I don't think this is a problem caused by rt. It's the readiness of farmers to join the scheme and the trade taking the opportunity to insist on it.I think that's a pleasing statement to see. Well done AHDB. Taken on board all the points we've raised over past 10 months.
It's base requirement, but trying to be premium brand, so one level = no price premium.
It's higher standards (and cost to the farmer) than the imports which enter our market and get blended into the same end product.
Scheme is full of daft standards, some of which have nothing to do with food safety.
Will RT actually listen?
what like does he mean the whole Worlds farming industry ?
I’m happy to concur on your point that he writes “farm assurance” rather than Red Tractor in this paragraph but it does feel sometimes that the 2 are used rather interchangeably at times.I read that as Nicholas saying farming as a whole industry, not as and individual farm. Plus he says farm assurance is important. Not Red Tractor.
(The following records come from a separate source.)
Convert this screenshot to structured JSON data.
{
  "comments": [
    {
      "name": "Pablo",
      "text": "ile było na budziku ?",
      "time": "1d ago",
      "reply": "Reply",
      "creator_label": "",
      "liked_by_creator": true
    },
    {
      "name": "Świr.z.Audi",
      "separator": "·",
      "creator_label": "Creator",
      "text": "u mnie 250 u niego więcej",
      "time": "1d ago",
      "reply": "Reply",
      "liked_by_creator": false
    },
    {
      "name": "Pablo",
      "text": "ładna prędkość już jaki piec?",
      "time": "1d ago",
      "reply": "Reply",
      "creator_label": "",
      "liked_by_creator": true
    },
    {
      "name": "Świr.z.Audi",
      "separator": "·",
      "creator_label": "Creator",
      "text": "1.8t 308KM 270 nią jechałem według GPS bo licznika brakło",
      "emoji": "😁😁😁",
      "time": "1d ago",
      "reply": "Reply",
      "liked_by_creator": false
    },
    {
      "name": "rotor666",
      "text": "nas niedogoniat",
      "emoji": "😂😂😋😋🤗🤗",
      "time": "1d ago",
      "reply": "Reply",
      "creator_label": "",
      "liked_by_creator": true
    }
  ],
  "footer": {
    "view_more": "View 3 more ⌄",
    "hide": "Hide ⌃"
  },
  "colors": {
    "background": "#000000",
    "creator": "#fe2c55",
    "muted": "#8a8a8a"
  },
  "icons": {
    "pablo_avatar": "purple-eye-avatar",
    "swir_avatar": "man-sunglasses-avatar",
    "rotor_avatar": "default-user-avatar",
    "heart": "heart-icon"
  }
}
And sometimes it's less, as in the case of imports.AHDB are only UK - so I read it as UK. We know consumers want assurance. Sometimes that assurance is just that it is UK and legal product, sometimes its more. I talk to loads of my non-farming friends (mostly men) and very few know about Red Tractor - but they all know about a union jack on food and associate that with better standards.
I’m happy to concur on your point that he writes “farm assurance” rather than Red Tractor in this paragraph but it does feel sometimes that the 2 are used rather interchangeably at times.
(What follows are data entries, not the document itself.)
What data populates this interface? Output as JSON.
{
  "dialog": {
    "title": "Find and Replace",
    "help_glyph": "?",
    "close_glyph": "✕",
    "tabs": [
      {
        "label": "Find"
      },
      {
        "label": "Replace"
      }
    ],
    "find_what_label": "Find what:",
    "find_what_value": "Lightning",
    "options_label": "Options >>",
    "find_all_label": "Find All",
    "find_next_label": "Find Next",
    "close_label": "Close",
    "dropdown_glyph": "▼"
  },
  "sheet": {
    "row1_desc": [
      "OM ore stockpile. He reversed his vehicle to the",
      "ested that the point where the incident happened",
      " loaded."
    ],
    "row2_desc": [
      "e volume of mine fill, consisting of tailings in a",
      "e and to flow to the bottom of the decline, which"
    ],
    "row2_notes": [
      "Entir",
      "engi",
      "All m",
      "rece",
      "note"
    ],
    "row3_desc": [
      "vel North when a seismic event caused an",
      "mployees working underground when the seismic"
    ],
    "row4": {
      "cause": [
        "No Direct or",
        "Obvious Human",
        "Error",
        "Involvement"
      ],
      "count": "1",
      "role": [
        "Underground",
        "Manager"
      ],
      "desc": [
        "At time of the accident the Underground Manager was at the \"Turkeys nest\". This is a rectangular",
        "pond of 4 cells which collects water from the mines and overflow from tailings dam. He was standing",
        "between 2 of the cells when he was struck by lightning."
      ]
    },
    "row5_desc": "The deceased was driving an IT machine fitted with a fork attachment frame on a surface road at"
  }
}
If he had meant the whole industry perhaps he would have been better off writing “..farming’s success“, would have felt less personal to me!
Fingers crossed you are right.Generally it has. The "common narrative" we have read so much about in emails backs up your exact point.
This reads to me as a Red Tractor divorce though. AHDB know Red Tractor is toxic right now. ASA are investigating over allegations they have misled consumers, a possible legal challenge to market manipulation, and so on.... this is putting distance between them and Red Tractor.
Also removes £250k a year of funding.
I expect they will withdraw as guarantor as well in the future.
This is a big step for AHDB. I have said for many months this needs doing and it's great to see them doing it.
From all the Freedom of Information (FOI) requests we have seen, the words "common narrative" has been used a lot in the last year to keep NFU/RT/AHDB are singing the same tune. This approach has massively damaged the AHDB in my opinion. I have told them this.
This might be a bit watered down, but this is AHDB taking it's own stance.
It also opens the door for a new assurance scheme for Cereals to become a reality. As they say they are pro assurance and they have funded and will fund assurance in the future. But it doesn't say that assurance has to be Red Tractor.
Competition in this market is required and it's coming. That competition can now be funded by AHDB assuming it is "deemed to add demonstrable value to levy payers or help levy payers to reach agreed standards". Not sure Red Tractor can do that in the cereals market.
Nfu needs to keep well clear.There is no way assurance can be only Red Tractor alone. They are a sullied brand supported only by a few spiv farmers who are paid by them - the rest of the farmers don't like it because we see it for what it is - a market blocker and a cartel.
I don't have a problem with the principal of assurance either - but I don't think the NFU need be anywhere near it either.
I really hope Mr Saphir knows the extent of how little appetite farmers have for being bullied into accepting unfair situations and how dim a view we all take of the collusion between the AHDB, AIC, RT and NFU - its really really unethical
It's going to be all change in the FA sector. It's going to get shaken up.QMS (Scottish red meat) are stopping Lloyds register carrying out farm assurance.
SAOS are recruiting for a team to do it.
AIC mutually recognised EFISC-GTP importers scheme allows grain to be trade assured with NO farm assurance AND NO gatekeeper lab testing assurance. That's right, no assurance at all when it reaches the mill intake.I would argue there is no assurance to the consumer for imported product (unless they have their own brand). Most flour comes with no assurance, its just "legal".